EU accuses Cyprus, Greece and Malta of yacht “tax evasion”
The EU has sent letters of formal notice to Cyprus, Greece and Malta alleging that they have not been charging the correct amount of Value-Added Tax (VAT) on yachts.
All three countries offer leasing schemes. They now have two months to respond to the EU.
“In order to achieve fair taxation we need to take action wherever necessary to combat VAT evasion,” said Pierre Moscovici, Commissioner for Economic and Financial Affairs, Taxation and Customs Union. “We cannot allow this type of favourable tax treatment granted to private boats, which also distorts competition in the maritime sector. Such practices violate EU law and must come to an end.”
The EU has said that it is addressing the issue because of the “Paradise Papers” leaks. “The Paradise Papers revealed widespread VAT evasion in the yacht sector, facilitated by national rules which do not comply with EU law,” said a statement from the European Commission.

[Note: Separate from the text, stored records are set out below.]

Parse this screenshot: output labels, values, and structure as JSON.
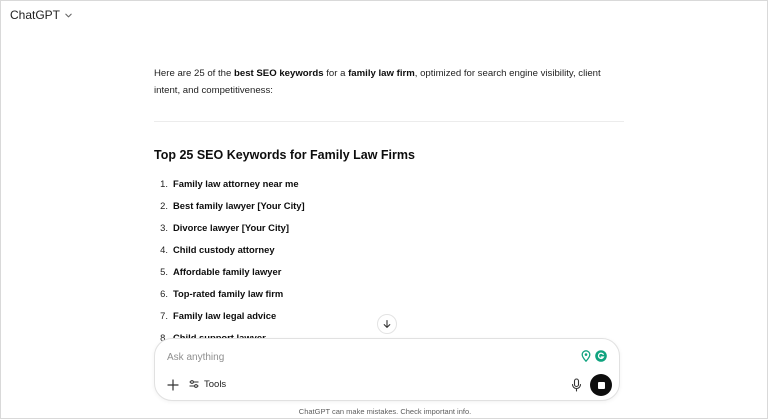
{
  "header": {
    "model_name": "ChatGPT"
  },
  "message": {
    "intro": {
      "parts": [
        {
          "text": "Here are 25 of the ",
          "bold": false
        },
        {
          "text": "best SEO keywords",
          "bold": true
        },
        {
          "text": " for a ",
          "bold": false
        },
        {
          "text": "family law firm",
          "bold": true
        },
        {
          "text": ", optimized for search engine visibility, client intent, and competitiveness:",
          "bold": false
        }
      ]
    },
    "heading": "Top 25 SEO Keywords for Family Law Firms",
    "keywords": [
      {
        "num": "1.",
        "text": "Family law attorney near me"
      },
      {
        "num": "2.",
        "text": "Best family lawyer [Your City]"
      },
      {
        "num": "3.",
        "text": "Divorce lawyer [Your City]"
      },
      {
        "num": "4.",
        "text": "Child custody attorney"
      },
      {
        "num": "5.",
        "text": "Affordable family lawyer"
      },
      {
        "num": "6.",
        "text": "Top-rated family law firm"
      },
      {
        "num": "7.",
        "text": "Family law legal advice"
      },
      {
        "num": "8.",
        "text": "Child support lawyer"
      }
    ]
  },
  "composer": {
    "placeholder": "Ask anything",
    "tools_label": "Tools"
  },
  "footer": {
    "disclaimer": "ChatGPT can make mistakes. Check important info."
  },
  "colors": {
    "extension_green": "#10a37f",
    "stop_button": "#0d0d0d"
  },
  "icons": [
    "chevron-down-icon",
    "arrow-down-icon",
    "plus-icon",
    "tools-icon",
    "microphone-icon",
    "stop-icon",
    "location-pin-icon",
    "grammarly-icon"
  ]
}
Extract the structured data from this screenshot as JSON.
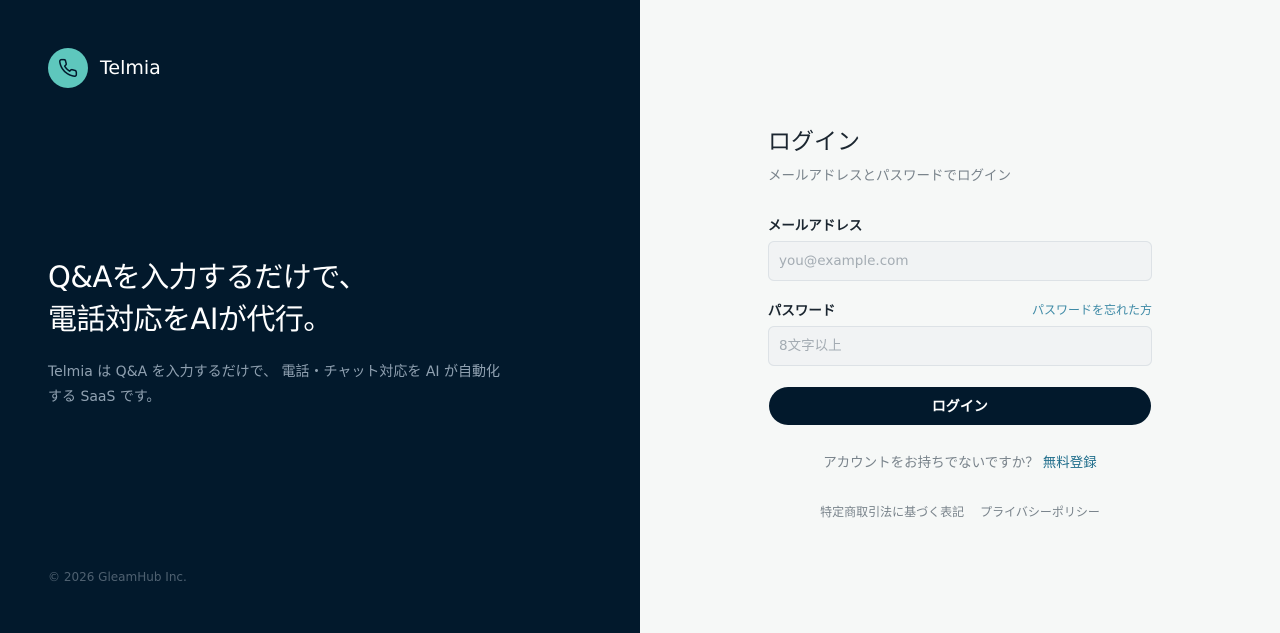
{
  "brand": {
    "name": "Telmia",
    "icon": "phone-icon",
    "color": "#5ec7bd"
  },
  "hero": {
    "title_line1": "Q&Aを入力するだけで、",
    "title_line2": "電話対応をAIが代行。",
    "description": "Telmia は Q&A を入力するだけで、 電話・チャット対応を AI が自動化する SaaS です。"
  },
  "copyright": "© 2026 GleamHub Inc.",
  "login": {
    "title": "ログイン",
    "subtitle": "メールアドレスとパスワードでログイン",
    "email_label": "メールアドレス",
    "email_placeholder": "you@example.com",
    "email_value": "",
    "password_label": "パスワード",
    "forgot_link": "パスワードを忘れた方",
    "password_placeholder": "8文字以上",
    "password_value": "",
    "submit": "ログイン",
    "signup_prompt": "アカウントをお持ちでないですか？",
    "signup_link": "無料登録"
  },
  "footer": {
    "legal": "特定商取引法に基づく表記",
    "privacy": "プライバシーポリシー"
  },
  "colors": {
    "left_bg": "#02192c",
    "right_bg": "#f6f8f7",
    "accent_link": "#1f6d8b",
    "button_bg": "#02192c"
  }
}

The Commission says that it does not agree with estimates made to calculate VAT on larger yachts. These assume that larger yachts spend more time outside EU waters. It also does not agree with the leasing of a yacht being classified as a service rather than a good.
“The language being used by EU commissioner Pierre Moscovici leaves no room for doubt. The European Commission believes that Cyprus, Greece and Malta have facilitated VAT evasion by endorsing these arrangements” said Philip Munn, VAT partner at audit, tax and consulting firm RSM.